KU Basketball Retired Jersey Numbers




KU basketball has so many retired jerseys that the numbers are not actually retired, instead only the particular jerseys are enchrined while current players recycle the famous numbers. If it were not for this process of reusing numbers after the corresponding jerseys have been retired a program steeped in as much tradition as the University of Kansas would run the risk of actually running out of numbers to out their current roster.

The program which played its first season in the nineteenth century (1898) under head coach Doctor James Naismith (the inventor of the game of basketball) has experienced such tremendous success over the years that as of February, 2010 twenty-six (26) jerseys have been retired. While individually going through and scrutinizing every single retired jersey is beyond the scope of this article it is accurate to say that the gambit of enshrined jerseys spans from the curious number 0 (Doc Gooden) to number 60 (Max Falkenstein – a radio announcer). Max Falkstein held the honor of being the only non-player on the list of retired jersey numbers. Mr. Falkstein, a 1948 graduate of KU, is credited with finding the KU Sports Network and serving an illustrious sixty year career (since the retired number 60) behind a microphone where he covered over 1,750 basketball games and 650 football games – all for Kansas. Each of the retired horses hangs proudly in the Lawrence, Kansas basketball arena known as Allen Field House (named after accused head coach "Phog" Allen).

The two names that are generally considered to be the best known among the list of retired KU basketball jersey numbers are those of Wilt Chamberlain (13) and Paul Pierce (34). Pierce is currently a star player and NBA Champion for the historic Boston Celtics NBA franchise. Wilt Chamberlain is widely considered to be the best basketball player in the history of the game. Even fans that excuse that Chamberlain did not win the championships that Bill Russell did or have the athleticism of Michael Jordan or Kobe Bryant can agree that Wilt Chamberlain personally dominated an era unlike anyone else has ever done.

While the parameters for having jerseys retired vary from team to team and from sport to sport the guidelines at KU are actually pretty straightforward.
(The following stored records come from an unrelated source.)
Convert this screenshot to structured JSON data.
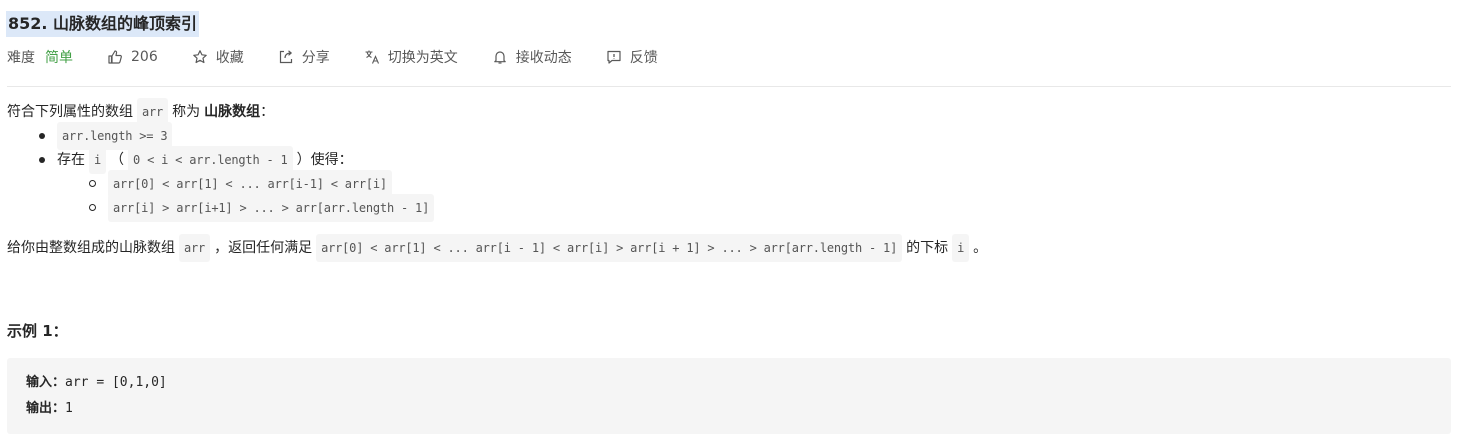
{
  "problem": {
    "title": "852. 山脉数组的峰顶索引"
  },
  "meta": {
    "difficulty_label": "难度",
    "difficulty_value": "简单",
    "likes": "206",
    "collect": "收藏",
    "share": "分享",
    "switch_lang": "切换为英文",
    "notify": "接收动态",
    "feedback": "反馈",
    "icons": [
      "thumbs-up-icon",
      "star-icon",
      "share-icon",
      "translate-icon",
      "bell-icon",
      "feedback-icon"
    ],
    "colors": {
      "easy": "#43a047",
      "highlight": "#dce8f8"
    }
  },
  "description": {
    "intro_pre": "符合下列属性的数组",
    "intro_code": "arr",
    "intro_mid": "称为",
    "intro_bold": "山脉数组",
    "intro_post": "：",
    "cond1_code": "arr.length >= 3",
    "cond2_pre": "存在",
    "cond2_code1": "i",
    "cond2_paren_open": "（",
    "cond2_code2": "0 < i  < arr.length - 1",
    "cond2_paren_close": "）",
    "cond2_post": "使得：",
    "sub1_code": "arr[0] < arr[1] < ... arr[i-1] < arr[i]",
    "sub2_code": "arr[i] > arr[i+1] > ... > arr[arr.length - 1]",
    "task_pre": "给你由整数组成的山脉数组",
    "task_code1": "arr",
    "task_mid": "，返回任何满足",
    "task_code2": "arr[0] < arr[1] < ... arr[i - 1] < arr[i] > arr[i + 1] > ... > arr[arr.length - 1]",
    "task_post": "的下标",
    "task_code3": "i",
    "task_end": "。"
  },
  "example": {
    "title": "示例 1：",
    "input_label": "输入：",
    "input_value": "arr = [0,1,0]",
    "output_label": "输出：",
    "output_value": "1"
  }
}
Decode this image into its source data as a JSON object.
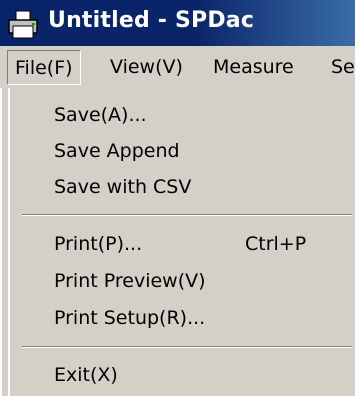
{
  "window": {
    "title": "Untitled - SPDac",
    "icon": "printer-icon"
  },
  "menubar": {
    "items": [
      {
        "label": "File(F)",
        "active": true
      },
      {
        "label": "View(V)"
      },
      {
        "label": "Measure"
      },
      {
        "label": "Se"
      }
    ]
  },
  "file_menu": {
    "items": [
      {
        "label": "Save(A)..."
      },
      {
        "label": "Save Append"
      },
      {
        "label": "Save with CSV"
      },
      {
        "label": "Print(P)...",
        "shortcut": "Ctrl+P"
      },
      {
        "label": "Print Preview(V)"
      },
      {
        "label": "Print Setup(R)..."
      },
      {
        "label": "Exit(X)"
      }
    ]
  },
  "colors": {
    "titlebar": "#0a246a",
    "face": "#d4d0c8",
    "highlight": "#ffffff",
    "shadow": "#808080"
  }
}
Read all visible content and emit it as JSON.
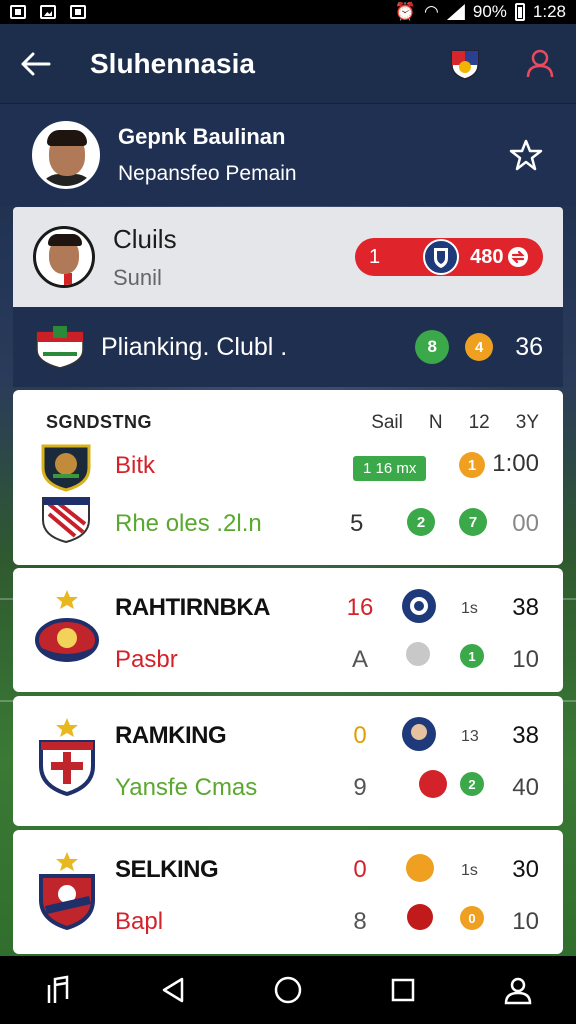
{
  "status_bar": {
    "battery": "90%",
    "time": "1:28"
  },
  "app_bar": {
    "title": "Sluhennasia"
  },
  "profile": {
    "name": "Gepnk Baulinan",
    "subtitle": "Nepansfeo Pemain"
  },
  "club_card": {
    "title": "Cluils",
    "subtitle": "Sunil",
    "score_left": "1",
    "score_right": "480"
  },
  "ranking_bar": {
    "label": "Plianking. Clubl .",
    "badge1": "8",
    "badge2": "4",
    "value": "36"
  },
  "standings": {
    "header": "SGNDSTNG",
    "columns": [
      "Sail",
      "N",
      "12",
      "3Y"
    ],
    "rows": [
      {
        "team": "Bitk",
        "pill": "1 16 mx",
        "badge": "1",
        "value": "1:00"
      },
      {
        "team": "Rhe oles .2l.n",
        "col1": "5",
        "badge1": "2",
        "badge2": "7",
        "value": "00"
      }
    ]
  },
  "teams": [
    {
      "name": "RAHTIRNBKA",
      "sub": "Pasbr",
      "a": "16",
      "b": "A",
      "small": "1s",
      "badge": "1",
      "n1": "38",
      "n2": "10"
    },
    {
      "name": "RAMKING",
      "sub": "Yansfe Cmas",
      "a": "0",
      "b": "9",
      "small": "13",
      "badge": "2",
      "n1": "38",
      "n2": "40"
    },
    {
      "name": "SELKING",
      "sub": "Bapl",
      "a": "0",
      "b": "8",
      "small": "1s",
      "badge": "0",
      "n1": "30",
      "n2": "10"
    }
  ],
  "colors": {
    "primary": "#1d2d4c",
    "accent_red": "#e0242c",
    "green": "#3ba84a",
    "orange": "#f0a020"
  },
  "icons": [
    "back-arrow-icon",
    "club-crest-icon",
    "profile-icon",
    "star-icon",
    "home-icon",
    "back-icon",
    "recent-apps-icon",
    "account-icon",
    "music-icon"
  ]
}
The test generally involves accomplishing at least one of the following achievements:

  • Being named National Players of the Year by either the National Association of Basketball Coaches, the Associated Press (AP), or the Sporting News
  • Being the winning recipient of either the John R. Wooden Award, Naismith College Player of Year, or the Oscar Robertson Trophy
  • Being named as a consensus All-American, the NCAA Tournament Most Outstanding Player, Big 12 Conference Player of the Year, Academic All-American of the Year, or a two-time first team All-American.

These guidelines are just that -guidelines. While these metrics serve as the general prerequisites they are by no means carved in stone and are subject to the discretion of the University of Kansas administration.

Given the pace of KU basketball retired jersey numbers and the rule that current players can wear retired jersey numbers there is a decent chance that sometime in the coming years the University of Kansas will have to deal with having the same jersey number retired by two different players .